■ Assignment ■
Images do not belong in the copy. Retype all the entries below exactly.

* * * *

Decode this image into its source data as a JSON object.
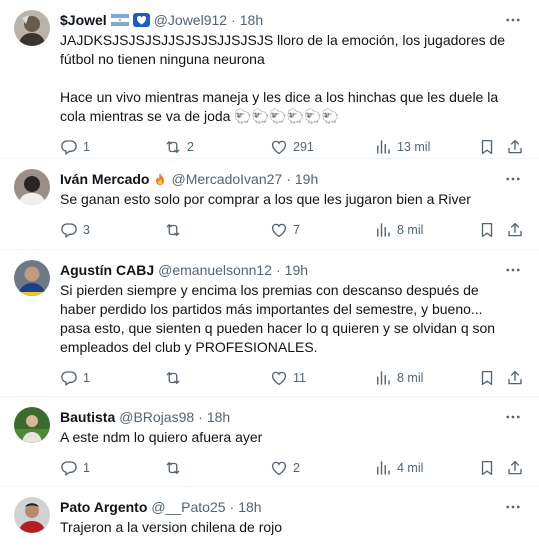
{
  "tweets": [
    {
      "name": "$Jowel",
      "handle": "@Jowel912",
      "dot": "·",
      "time": "18h",
      "text": "JAJDKSJSJSJSJJSJSJSJJSJSJS lloro de la emoción, los jugadores de fútbol no tienen ninguna neurona\n\nHace un vivo mientras maneja y les dice a los hinchas que les duele la cola mientras se va de joda 🐑🐑🐑🐑🐑🐑",
      "replies": "1",
      "retweets": "2",
      "likes": "291",
      "views": "13 mil",
      "badges": [
        "argentina-flag-icon",
        "blue-heart-icon"
      ]
    },
    {
      "name": "Iván Mercado",
      "handle": "@MercadoIvan27",
      "dot": "·",
      "time": "19h",
      "text": "Se ganan esto solo por comprar a los que les jugaron bien a River",
      "replies": "3",
      "retweets": "",
      "likes": "7",
      "views": "8 mil",
      "badges": [
        "flame-emoji-icon"
      ]
    },
    {
      "name": "Agustín CABJ",
      "handle": "@emanuelsonn12",
      "dot": "·",
      "time": "19h",
      "text": "Si pierden siempre y encima los premias con descanso después de haber perdido los partidos más importantes del semestre, y bueno... pasa esto, que sienten q pueden hacer lo q quieren y se olvidan q son empleados del club y PROFESIONALES.",
      "replies": "1",
      "retweets": "",
      "likes": "11",
      "views": "8 mil",
      "badges": []
    },
    {
      "name": "Bautista",
      "handle": "@BRojas98",
      "dot": "·",
      "time": "18h",
      "text": "A este ndm lo quiero afuera ayer",
      "replies": "1",
      "retweets": "",
      "likes": "2",
      "views": "4 mil",
      "badges": []
    },
    {
      "name": "Pato Argento",
      "handle": "@__Pato25",
      "dot": "·",
      "time": "18h",
      "text": "Trajeron a la version chilena de rojo",
      "replies": "",
      "retweets": "",
      "likes": "",
      "views": "",
      "badges": []
    }
  ],
  "colors": {
    "text": "#0f1419",
    "muted": "#536471",
    "divider": "#eff3f4"
  }
}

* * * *

■ Written response ■
Decode this image into its source data as a JSON object.
{
  "tweets": [
    {
      "name": "$Jowel",
      "handle": "@Jowel912",
      "dot": "·",
      "time": "18h",
      "text": "JAJDKSJSJSJSJJSJSJSJJSJSJS lloro de la emoción, los jugadores de fútbol no tienen ninguna neurona\n\nHace un vivo mientras maneja y les dice a los hinchas que les duele la cola mientras se va de joda 🐑🐑🐑🐑🐑🐑",
      "replies": "1",
      "retweets": "2",
      "likes": "291",
      "views": "13 mil",
      "badges": [
        "argentina-flag-icon",
        "blue-heart-icon"
      ]
    },
    {
      "name": "Iván Mercado",
      "handle": "@MercadoIvan27",
      "dot": "·",
      "time": "19h",
      "text": "Se ganan esto solo por comprar a los que les jugaron bien a River",
      "replies": "3",
      "retweets": "",
      "likes": "7",
      "views": "8 mil",
      "badges": [
        "flame-emoji-icon"
      ]
    },
    {
      "name": "Agustín CABJ",
      "handle": "@emanuelsonn12",
      "dot": "·",
      "time": "19h",
      "text": "Si pierden siempre y encima los premias con descanso después de haber perdido los partidos más importantes del semestre, y bueno... pasa esto, que sienten q pueden hacer lo q quieren y se olvidan q son empleados del club y PROFESIONALES.",
      "replies": "1",
      "retweets": "",
      "likes": "11",
      "views": "8 mil",
      "badges": []
    },
    {
      "name": "Bautista",
      "handle": "@BRojas98",
      "dot": "·",
      "time": "18h",
      "text": "A este ndm lo quiero afuera ayer",
      "replies": "1",
      "retweets": "",
      "likes": "2",
      "views": "4 mil",
      "badges": []
    },
    {
      "name": "Pato Argento",
      "handle": "@__Pato25",
      "dot": "·",
      "time": "18h",
      "text": "Trajeron a la version chilena de rojo",
      "replies": "",
      "retweets": "",
      "likes": "",
      "views": "",
      "badges": []
    }
  ],
  "colors": {
    "text": "#0f1419",
    "muted": "#536471",
    "divider": "#eff3f4"
  }
}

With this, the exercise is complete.